_Task material_:
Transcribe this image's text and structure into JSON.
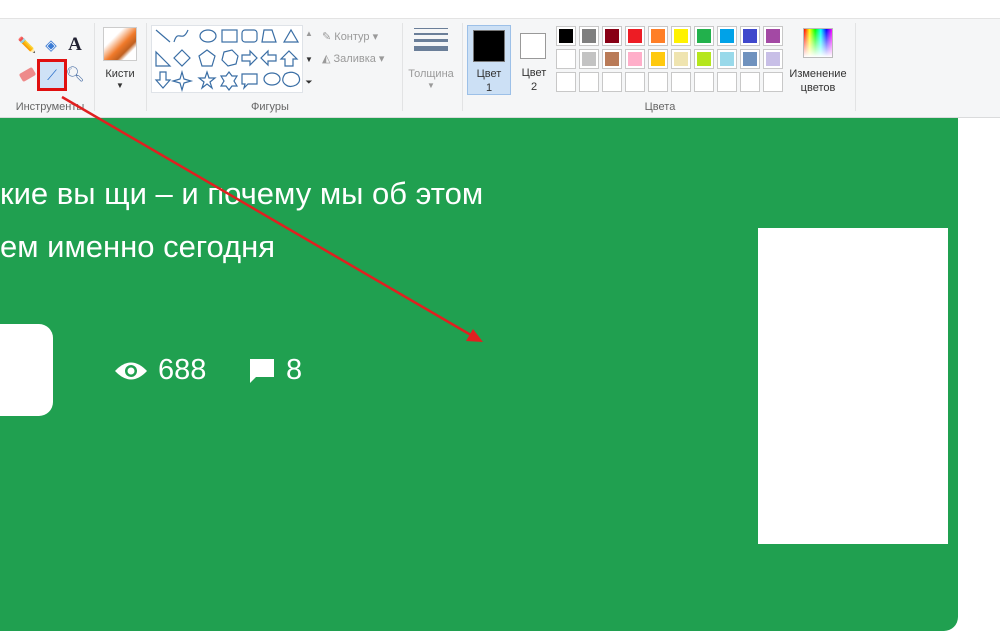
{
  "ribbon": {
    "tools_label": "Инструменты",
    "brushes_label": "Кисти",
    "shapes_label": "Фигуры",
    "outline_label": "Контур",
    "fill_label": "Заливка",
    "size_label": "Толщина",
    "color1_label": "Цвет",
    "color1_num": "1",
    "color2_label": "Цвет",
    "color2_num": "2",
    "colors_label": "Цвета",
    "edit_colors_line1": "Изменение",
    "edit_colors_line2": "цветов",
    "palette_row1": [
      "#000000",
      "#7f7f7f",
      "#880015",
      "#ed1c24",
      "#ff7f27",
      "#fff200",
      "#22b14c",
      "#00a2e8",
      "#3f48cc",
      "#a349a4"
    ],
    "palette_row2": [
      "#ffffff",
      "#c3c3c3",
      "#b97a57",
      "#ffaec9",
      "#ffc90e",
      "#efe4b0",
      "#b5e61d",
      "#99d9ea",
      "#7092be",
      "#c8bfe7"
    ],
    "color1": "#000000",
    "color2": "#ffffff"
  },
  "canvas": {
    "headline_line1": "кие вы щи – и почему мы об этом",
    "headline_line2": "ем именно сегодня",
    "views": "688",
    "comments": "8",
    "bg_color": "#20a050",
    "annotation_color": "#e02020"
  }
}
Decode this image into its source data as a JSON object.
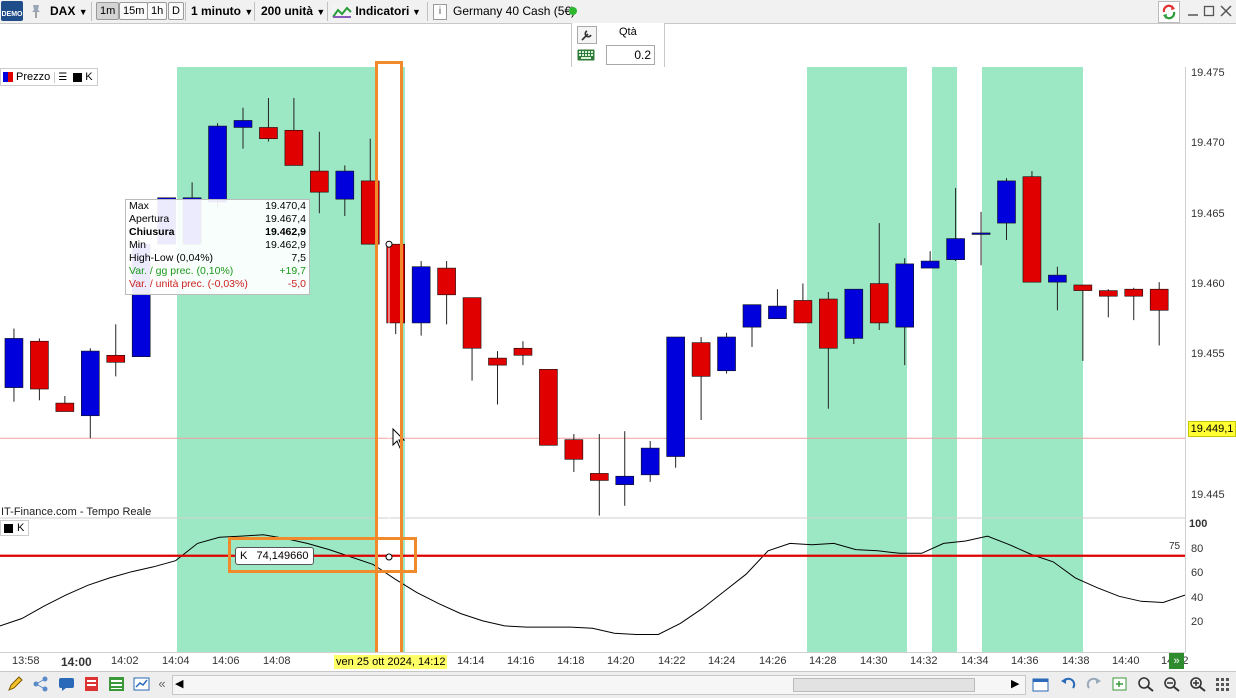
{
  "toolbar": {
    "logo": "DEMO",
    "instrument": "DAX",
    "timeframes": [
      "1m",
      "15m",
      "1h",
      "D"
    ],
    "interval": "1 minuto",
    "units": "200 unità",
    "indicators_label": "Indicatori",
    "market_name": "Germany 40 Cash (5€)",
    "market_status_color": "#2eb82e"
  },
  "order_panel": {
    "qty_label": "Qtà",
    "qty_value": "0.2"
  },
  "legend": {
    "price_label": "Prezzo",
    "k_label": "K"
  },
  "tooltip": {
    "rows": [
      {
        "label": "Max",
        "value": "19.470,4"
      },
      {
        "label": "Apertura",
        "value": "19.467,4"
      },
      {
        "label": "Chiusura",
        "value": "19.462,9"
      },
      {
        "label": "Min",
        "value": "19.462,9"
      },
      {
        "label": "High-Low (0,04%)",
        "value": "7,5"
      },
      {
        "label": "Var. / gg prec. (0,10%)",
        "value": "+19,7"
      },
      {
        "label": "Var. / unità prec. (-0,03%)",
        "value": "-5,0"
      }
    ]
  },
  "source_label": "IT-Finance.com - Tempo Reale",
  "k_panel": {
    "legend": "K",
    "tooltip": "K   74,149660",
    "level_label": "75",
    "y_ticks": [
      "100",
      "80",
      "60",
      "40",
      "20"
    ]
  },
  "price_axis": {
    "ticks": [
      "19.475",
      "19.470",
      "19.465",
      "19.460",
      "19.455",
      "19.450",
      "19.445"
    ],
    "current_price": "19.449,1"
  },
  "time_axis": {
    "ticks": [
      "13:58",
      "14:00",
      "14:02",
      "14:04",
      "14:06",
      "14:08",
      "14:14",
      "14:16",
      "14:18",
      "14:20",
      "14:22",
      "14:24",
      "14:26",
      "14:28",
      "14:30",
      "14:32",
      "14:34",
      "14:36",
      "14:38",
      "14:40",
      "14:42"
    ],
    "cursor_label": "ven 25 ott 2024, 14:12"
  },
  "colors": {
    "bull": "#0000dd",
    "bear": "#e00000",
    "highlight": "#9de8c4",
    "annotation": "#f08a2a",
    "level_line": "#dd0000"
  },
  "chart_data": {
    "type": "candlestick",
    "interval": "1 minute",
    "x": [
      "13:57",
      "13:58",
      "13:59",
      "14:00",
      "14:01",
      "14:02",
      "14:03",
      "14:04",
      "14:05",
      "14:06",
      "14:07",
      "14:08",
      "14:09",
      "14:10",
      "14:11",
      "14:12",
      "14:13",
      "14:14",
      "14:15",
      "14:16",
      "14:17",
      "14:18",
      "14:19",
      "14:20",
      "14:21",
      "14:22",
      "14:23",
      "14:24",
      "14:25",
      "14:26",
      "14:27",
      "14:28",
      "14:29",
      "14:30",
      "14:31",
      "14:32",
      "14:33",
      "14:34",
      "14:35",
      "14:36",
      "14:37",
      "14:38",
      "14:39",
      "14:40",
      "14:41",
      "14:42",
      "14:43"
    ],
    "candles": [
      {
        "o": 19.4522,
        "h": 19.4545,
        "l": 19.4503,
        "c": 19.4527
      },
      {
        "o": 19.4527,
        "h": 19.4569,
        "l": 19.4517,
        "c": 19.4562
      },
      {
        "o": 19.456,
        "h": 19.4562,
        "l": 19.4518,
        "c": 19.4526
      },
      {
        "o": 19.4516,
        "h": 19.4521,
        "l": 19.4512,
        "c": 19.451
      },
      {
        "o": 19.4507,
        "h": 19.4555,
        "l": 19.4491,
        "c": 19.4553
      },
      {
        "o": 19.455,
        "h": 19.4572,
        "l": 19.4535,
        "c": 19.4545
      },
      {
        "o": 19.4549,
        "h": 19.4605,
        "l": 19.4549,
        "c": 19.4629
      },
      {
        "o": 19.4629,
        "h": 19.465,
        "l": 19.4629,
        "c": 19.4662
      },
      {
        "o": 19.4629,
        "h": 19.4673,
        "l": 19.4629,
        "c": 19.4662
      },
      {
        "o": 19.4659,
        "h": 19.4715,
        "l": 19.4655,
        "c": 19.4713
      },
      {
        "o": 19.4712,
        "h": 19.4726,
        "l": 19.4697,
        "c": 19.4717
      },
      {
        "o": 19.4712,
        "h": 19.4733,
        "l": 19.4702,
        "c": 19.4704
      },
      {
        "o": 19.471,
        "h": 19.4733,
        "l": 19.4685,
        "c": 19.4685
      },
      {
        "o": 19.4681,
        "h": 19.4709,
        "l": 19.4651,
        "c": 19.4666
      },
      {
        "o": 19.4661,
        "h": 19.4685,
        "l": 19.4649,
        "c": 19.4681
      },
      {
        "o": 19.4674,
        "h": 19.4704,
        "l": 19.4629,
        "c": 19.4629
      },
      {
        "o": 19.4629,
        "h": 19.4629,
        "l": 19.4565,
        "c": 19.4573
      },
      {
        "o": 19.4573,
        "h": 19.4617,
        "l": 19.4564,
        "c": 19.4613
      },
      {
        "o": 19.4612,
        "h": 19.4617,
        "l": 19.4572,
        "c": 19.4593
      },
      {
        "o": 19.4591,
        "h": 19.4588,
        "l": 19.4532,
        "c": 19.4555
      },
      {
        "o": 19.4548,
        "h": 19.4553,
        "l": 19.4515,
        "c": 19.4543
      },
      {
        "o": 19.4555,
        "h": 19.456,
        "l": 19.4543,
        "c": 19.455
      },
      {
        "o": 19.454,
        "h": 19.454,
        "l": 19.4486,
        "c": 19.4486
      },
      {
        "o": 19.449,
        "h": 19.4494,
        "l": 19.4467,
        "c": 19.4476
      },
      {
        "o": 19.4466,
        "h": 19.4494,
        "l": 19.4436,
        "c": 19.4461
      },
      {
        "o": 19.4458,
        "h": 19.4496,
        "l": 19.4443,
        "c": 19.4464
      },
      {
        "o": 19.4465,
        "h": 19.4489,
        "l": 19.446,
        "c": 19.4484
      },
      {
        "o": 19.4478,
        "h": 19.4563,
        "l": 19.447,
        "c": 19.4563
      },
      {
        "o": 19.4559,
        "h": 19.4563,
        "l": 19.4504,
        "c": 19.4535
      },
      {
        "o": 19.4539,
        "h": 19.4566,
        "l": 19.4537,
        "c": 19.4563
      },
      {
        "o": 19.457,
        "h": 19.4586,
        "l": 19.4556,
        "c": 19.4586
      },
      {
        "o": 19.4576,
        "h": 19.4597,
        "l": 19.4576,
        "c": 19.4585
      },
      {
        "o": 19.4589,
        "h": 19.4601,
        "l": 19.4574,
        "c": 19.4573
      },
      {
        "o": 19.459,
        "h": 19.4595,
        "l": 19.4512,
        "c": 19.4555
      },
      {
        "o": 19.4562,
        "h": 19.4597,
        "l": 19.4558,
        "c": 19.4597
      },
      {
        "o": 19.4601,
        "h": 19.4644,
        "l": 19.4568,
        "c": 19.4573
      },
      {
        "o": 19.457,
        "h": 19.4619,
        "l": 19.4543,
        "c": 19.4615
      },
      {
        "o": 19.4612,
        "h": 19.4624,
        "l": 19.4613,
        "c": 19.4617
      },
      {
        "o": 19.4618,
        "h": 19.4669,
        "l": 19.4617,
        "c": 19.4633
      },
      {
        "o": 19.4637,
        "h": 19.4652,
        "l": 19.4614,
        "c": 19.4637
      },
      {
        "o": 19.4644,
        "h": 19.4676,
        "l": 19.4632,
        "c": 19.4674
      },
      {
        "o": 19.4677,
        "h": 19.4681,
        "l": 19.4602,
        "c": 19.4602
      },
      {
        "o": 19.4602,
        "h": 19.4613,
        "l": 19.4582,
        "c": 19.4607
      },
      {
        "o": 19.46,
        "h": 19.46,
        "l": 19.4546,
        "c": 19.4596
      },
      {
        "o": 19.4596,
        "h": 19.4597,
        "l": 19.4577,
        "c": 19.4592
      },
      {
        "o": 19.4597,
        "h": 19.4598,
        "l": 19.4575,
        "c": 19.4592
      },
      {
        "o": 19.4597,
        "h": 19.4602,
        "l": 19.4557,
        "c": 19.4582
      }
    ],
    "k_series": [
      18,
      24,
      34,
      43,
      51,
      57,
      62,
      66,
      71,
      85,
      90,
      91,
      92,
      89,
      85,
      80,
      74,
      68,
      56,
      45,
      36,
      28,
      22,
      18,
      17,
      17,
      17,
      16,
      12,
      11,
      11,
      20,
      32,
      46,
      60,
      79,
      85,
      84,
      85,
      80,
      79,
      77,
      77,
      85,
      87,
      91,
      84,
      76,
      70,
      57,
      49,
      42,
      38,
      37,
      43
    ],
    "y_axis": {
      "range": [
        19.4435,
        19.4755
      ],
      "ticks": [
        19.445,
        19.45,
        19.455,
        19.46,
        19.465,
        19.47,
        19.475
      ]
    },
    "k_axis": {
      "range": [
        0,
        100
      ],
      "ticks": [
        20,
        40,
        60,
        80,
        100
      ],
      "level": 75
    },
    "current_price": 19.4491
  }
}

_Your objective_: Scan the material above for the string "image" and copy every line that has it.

_Written response_:
Transcribe this image's text and structure into JSON.
Decode this image into its source data as a JSON object.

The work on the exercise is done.